#### [RECORDS SUPPLIED]
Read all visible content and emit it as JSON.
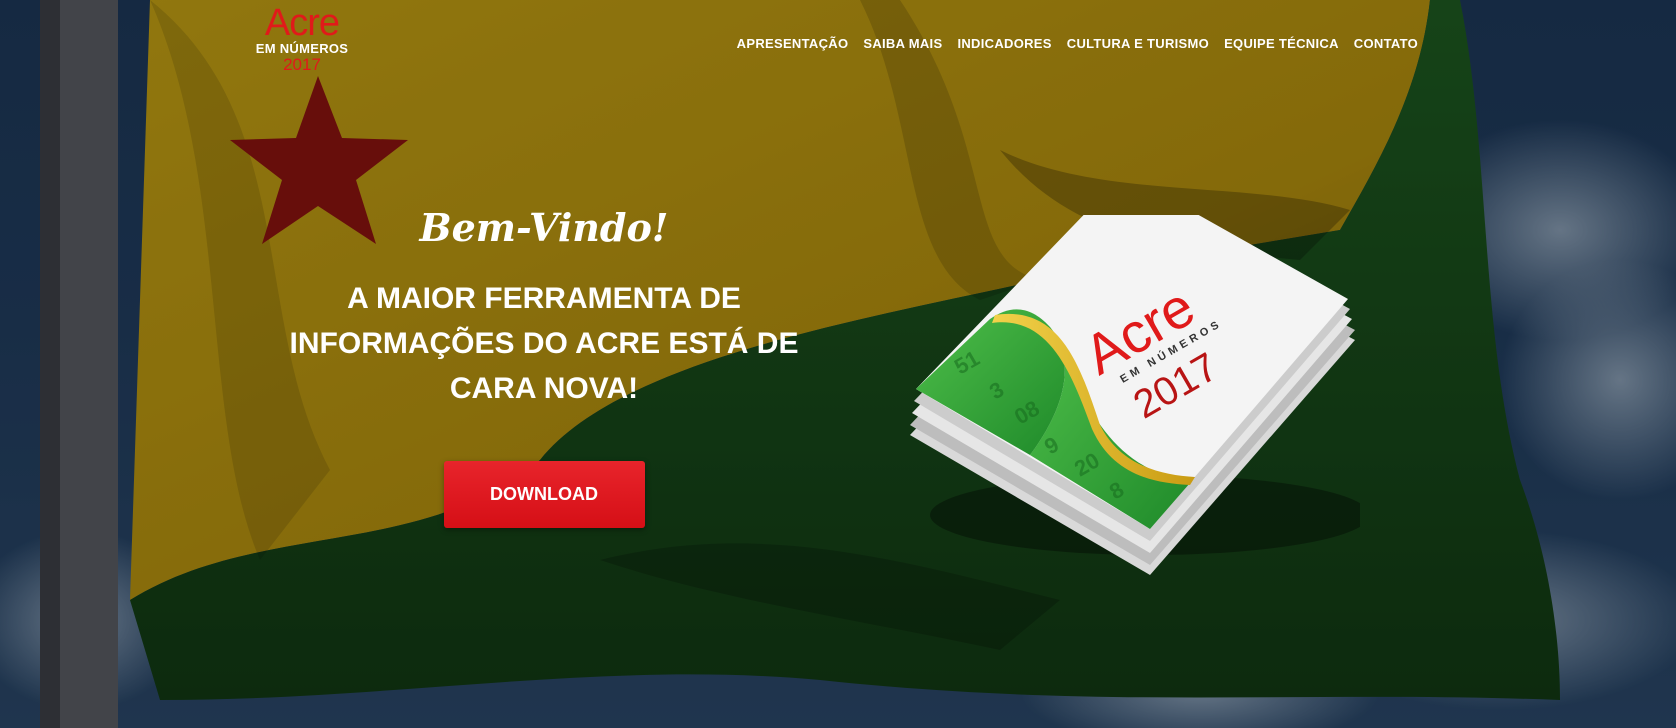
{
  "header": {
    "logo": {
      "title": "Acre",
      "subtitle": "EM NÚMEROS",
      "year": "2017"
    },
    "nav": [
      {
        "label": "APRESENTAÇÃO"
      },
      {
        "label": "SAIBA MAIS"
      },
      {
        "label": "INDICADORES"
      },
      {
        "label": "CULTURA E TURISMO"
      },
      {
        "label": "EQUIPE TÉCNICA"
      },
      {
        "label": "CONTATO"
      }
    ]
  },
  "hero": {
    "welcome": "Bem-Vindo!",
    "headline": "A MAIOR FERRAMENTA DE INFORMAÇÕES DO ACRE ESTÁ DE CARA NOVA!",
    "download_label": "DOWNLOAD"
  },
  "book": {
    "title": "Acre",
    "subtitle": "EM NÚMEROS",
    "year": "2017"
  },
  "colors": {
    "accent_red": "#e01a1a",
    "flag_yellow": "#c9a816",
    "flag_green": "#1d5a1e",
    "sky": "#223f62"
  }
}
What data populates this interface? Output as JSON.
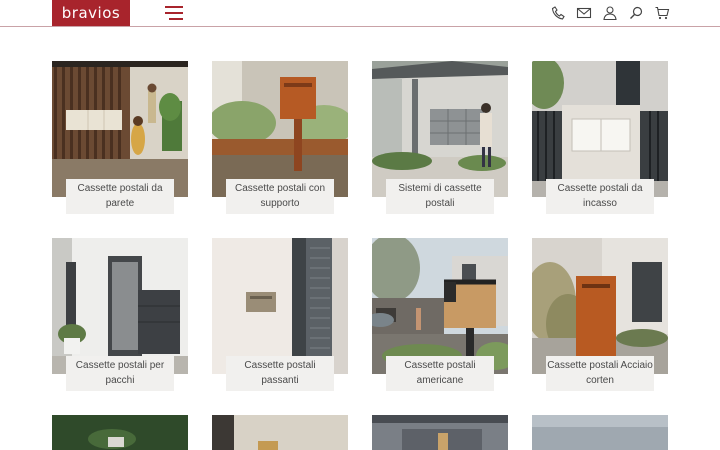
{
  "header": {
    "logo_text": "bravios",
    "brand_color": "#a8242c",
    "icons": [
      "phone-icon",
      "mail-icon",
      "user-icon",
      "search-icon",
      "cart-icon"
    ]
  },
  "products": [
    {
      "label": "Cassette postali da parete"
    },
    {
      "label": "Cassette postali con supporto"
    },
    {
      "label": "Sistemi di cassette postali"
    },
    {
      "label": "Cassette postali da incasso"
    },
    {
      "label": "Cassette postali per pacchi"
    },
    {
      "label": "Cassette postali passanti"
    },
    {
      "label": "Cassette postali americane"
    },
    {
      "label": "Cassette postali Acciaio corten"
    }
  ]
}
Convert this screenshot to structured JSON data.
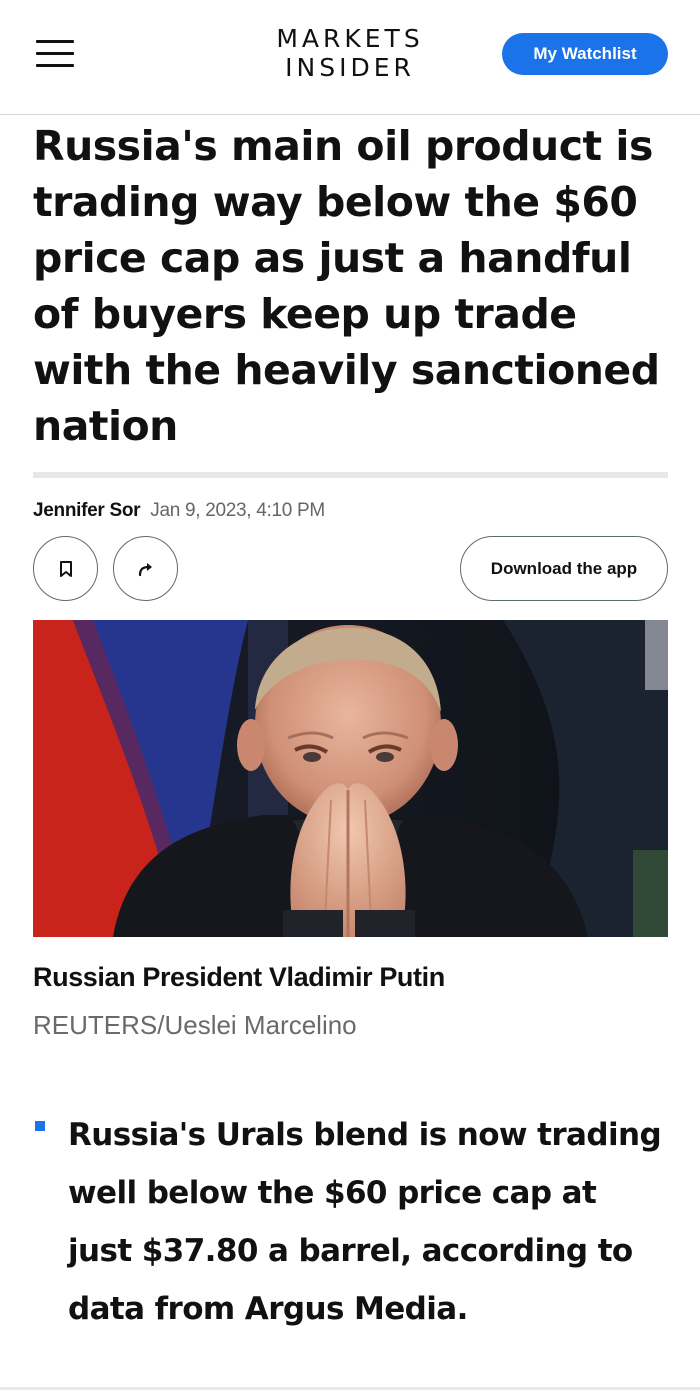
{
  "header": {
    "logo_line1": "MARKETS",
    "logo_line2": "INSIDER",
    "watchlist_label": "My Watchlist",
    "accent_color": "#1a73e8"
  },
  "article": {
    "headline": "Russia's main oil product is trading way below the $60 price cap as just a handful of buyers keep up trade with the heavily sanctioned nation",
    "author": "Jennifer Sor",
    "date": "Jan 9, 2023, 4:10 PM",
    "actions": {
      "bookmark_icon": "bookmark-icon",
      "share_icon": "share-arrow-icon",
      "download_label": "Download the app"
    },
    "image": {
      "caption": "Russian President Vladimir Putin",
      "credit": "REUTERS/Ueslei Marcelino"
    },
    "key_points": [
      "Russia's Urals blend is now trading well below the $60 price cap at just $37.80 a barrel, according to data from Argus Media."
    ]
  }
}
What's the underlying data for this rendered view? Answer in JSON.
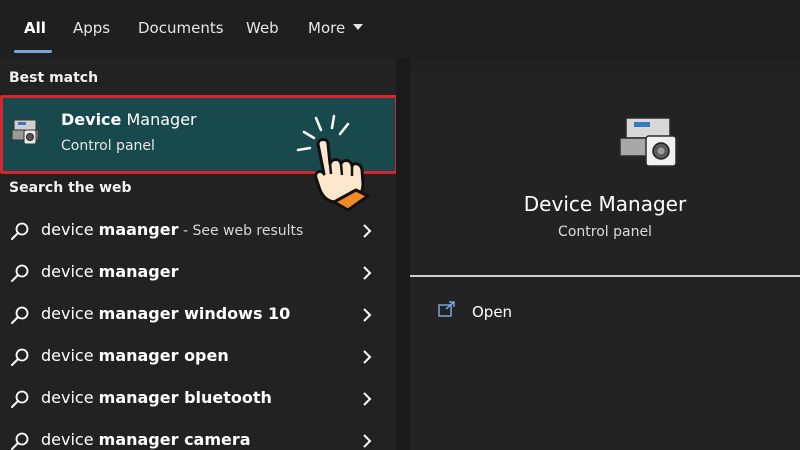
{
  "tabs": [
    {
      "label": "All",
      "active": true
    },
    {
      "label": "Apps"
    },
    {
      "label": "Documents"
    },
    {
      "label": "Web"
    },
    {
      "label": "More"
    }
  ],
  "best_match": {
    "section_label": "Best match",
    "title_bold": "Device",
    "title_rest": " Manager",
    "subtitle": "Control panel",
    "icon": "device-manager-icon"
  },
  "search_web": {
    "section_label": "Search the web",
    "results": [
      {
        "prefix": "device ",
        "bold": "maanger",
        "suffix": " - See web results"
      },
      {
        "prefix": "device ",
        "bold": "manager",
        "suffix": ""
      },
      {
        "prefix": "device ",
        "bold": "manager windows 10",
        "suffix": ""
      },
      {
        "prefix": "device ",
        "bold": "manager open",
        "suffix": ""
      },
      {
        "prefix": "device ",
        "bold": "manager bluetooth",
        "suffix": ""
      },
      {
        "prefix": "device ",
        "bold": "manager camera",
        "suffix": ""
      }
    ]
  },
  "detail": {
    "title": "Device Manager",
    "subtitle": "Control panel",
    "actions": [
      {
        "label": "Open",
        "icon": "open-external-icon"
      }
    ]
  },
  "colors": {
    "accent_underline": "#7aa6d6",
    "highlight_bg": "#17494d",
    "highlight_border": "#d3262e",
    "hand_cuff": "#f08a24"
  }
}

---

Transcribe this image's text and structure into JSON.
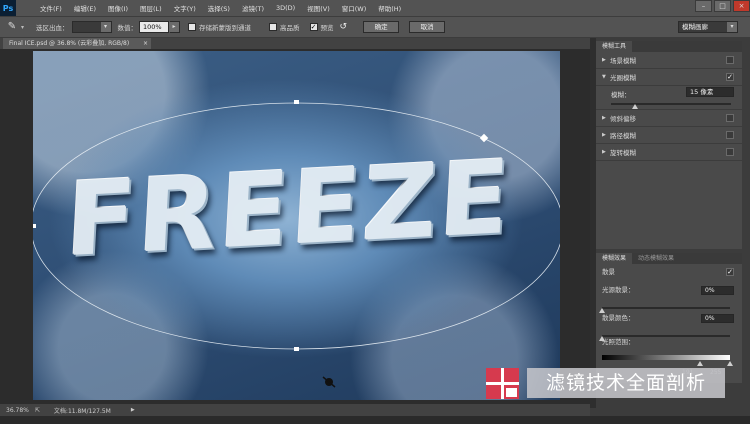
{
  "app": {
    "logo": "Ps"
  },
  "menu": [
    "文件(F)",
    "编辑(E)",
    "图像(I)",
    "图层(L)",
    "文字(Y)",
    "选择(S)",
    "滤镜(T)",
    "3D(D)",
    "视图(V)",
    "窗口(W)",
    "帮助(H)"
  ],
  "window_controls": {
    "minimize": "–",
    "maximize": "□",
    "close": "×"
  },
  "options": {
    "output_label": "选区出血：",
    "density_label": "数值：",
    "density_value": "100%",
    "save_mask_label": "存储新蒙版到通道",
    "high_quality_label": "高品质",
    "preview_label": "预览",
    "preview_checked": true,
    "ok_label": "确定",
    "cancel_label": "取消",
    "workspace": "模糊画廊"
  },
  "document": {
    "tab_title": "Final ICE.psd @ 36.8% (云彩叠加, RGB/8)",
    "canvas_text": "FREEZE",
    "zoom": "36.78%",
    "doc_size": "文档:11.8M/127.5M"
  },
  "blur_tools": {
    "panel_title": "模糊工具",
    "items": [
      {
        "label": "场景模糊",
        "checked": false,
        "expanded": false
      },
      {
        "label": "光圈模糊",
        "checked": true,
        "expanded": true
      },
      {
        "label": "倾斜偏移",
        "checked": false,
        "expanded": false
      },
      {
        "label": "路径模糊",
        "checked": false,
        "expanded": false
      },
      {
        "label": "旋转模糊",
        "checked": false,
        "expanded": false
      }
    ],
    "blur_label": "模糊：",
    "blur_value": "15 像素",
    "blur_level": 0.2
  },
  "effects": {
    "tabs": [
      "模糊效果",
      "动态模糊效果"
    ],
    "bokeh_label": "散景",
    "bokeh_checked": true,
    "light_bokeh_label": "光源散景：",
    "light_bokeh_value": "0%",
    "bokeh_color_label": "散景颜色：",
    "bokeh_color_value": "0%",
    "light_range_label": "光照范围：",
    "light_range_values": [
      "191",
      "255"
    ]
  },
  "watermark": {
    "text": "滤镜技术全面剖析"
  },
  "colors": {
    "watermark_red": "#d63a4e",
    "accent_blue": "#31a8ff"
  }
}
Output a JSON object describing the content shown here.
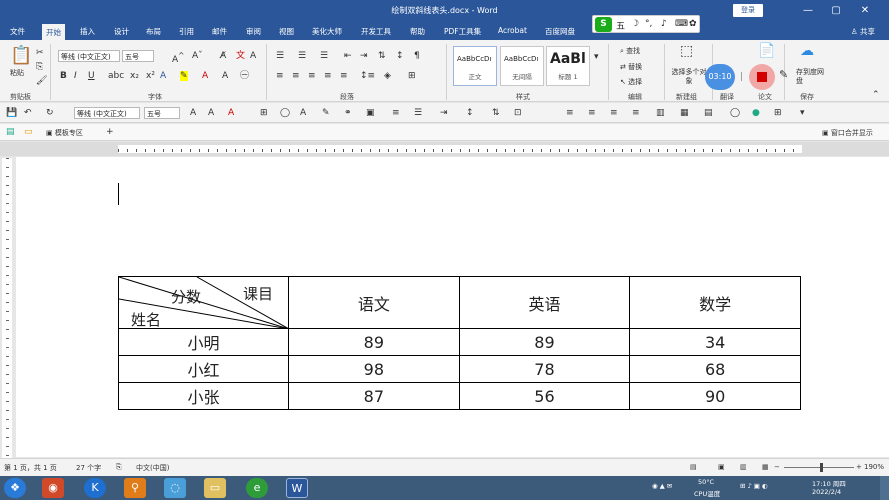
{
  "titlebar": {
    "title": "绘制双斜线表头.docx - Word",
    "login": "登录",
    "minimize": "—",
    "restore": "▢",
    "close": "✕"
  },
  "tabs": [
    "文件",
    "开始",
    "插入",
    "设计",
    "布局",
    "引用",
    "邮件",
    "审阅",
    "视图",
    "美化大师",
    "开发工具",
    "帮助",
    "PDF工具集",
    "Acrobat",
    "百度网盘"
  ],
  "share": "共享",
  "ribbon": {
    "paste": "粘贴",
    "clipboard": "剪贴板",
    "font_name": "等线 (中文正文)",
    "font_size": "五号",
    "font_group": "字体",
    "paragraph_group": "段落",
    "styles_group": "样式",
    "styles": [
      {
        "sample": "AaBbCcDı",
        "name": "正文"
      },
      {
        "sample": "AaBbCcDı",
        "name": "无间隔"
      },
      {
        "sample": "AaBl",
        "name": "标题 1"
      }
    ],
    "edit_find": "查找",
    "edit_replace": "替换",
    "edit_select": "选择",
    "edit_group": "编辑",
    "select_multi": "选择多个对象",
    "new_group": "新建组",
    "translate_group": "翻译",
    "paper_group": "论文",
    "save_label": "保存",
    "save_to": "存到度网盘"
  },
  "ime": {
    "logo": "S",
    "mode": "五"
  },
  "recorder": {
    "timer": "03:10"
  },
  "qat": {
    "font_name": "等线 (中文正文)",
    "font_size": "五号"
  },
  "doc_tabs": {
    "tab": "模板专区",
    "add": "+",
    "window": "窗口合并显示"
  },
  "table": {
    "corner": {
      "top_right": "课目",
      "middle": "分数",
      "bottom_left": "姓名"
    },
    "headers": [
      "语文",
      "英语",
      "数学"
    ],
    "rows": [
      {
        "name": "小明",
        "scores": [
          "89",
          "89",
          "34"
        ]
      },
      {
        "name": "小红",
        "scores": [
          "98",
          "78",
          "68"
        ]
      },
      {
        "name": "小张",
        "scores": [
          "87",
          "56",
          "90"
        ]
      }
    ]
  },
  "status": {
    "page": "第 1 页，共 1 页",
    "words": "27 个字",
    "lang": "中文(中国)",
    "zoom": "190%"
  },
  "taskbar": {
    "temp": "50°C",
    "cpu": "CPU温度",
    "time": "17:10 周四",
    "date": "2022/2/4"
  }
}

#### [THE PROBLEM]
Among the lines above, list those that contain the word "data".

#### [COMPLETED TASK]
What data populates this interface? Output as JSON.
Convert this screenshot to structured JSON data.
      "Russia's Urals blend is now trading well below the $60 price cap at just $37.80 a barrel, according to data from Argus Media."
What's the underlying data for this rendered view? Answer in JSON.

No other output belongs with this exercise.